China and India Locked in 'Eyeball-to-Eyeball' Border Standoff
China and India, two nuclear-armed powers with a combined population of 2.7 billion, have been in an “eyeball-to-eyeball” military stand-off over territory in Bhutan, a kingdom in a remote area of the Himalayas, since mid-June. The flare-up, one of the most serious since China won a border war in 1962, comes as the two rising powers jostle for regional influence. The current dispute is near a three-way junction between Bhutan, China’s Tibet and India’s Sikkim.
1. Why is the area important?
All land-based military and commercial traffic between India’s northeastern provinces and the rest of the country travels through the narrow strip of land known as the Siliguri Corridor -- also sometimes referred to as the Chicken’s neck. The Doklam Plateau -- where troops are currently facing off -- overlooks the corridor, which India defense strategists fear could be vulnerable to Chinese attack in case of a conflict.
2. How far back does this dispute go?
An 1890 convention between Britain and China is supposed to determine the location of the border near the Siliguri Corridor. However it contains a contradiction that allows each country to claim support for its position, said Taylor Fravel, who studies border disputes at the Massachusetts Institute of Technology. India contends the border is at Batang La, while China argues it is at Mount Gimpochi, three miles to the south. If China is correct, it would gain access to the Doklam Plateau.
3. What’s the status of ties between the three countries?

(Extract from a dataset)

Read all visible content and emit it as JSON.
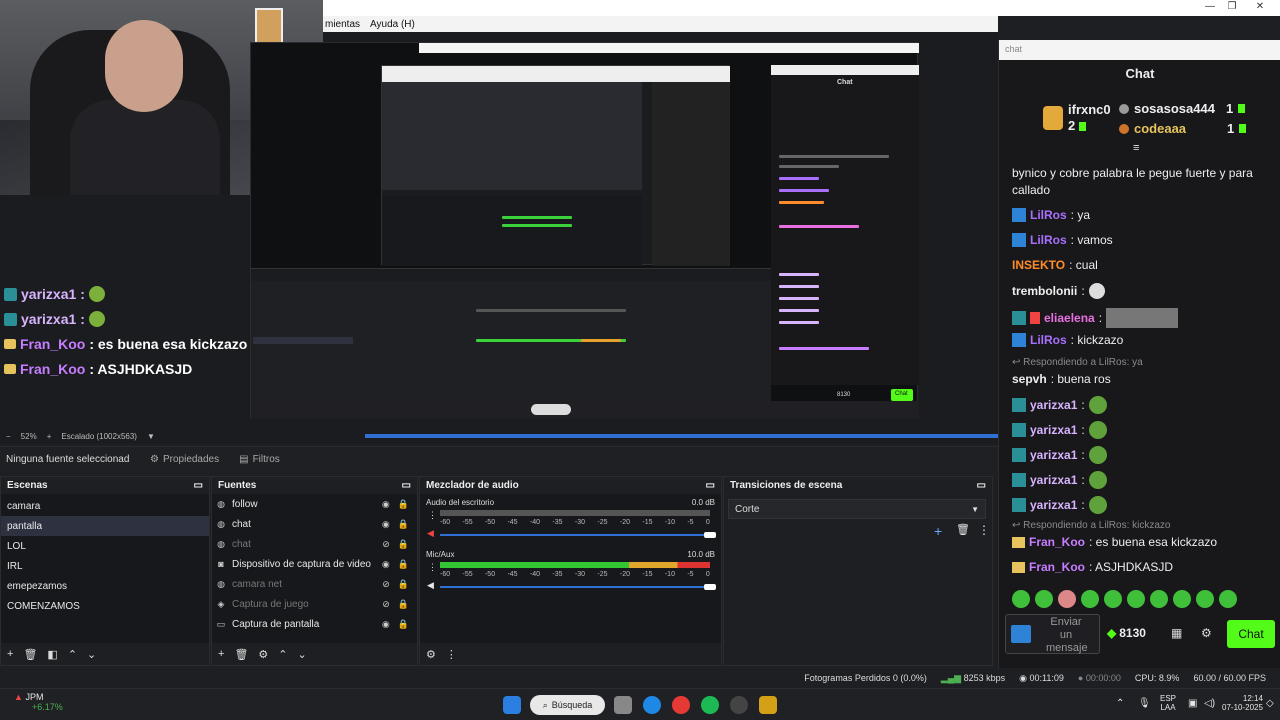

Bhutan has had close relations with India since 1949 when it agreed to a Friendship Treaty under which India would “guide” Bhutan’s foreign policy. This was updated in 2007 to remove the guidance provision. Both agreed that neither government would allow its territory to be used for activities harmful to the national security of the other. Bhutan doesn’t have diplomatic ties with China, though the two sides routinely holds talks aimed at resolving seven disputed border areas. READ MORE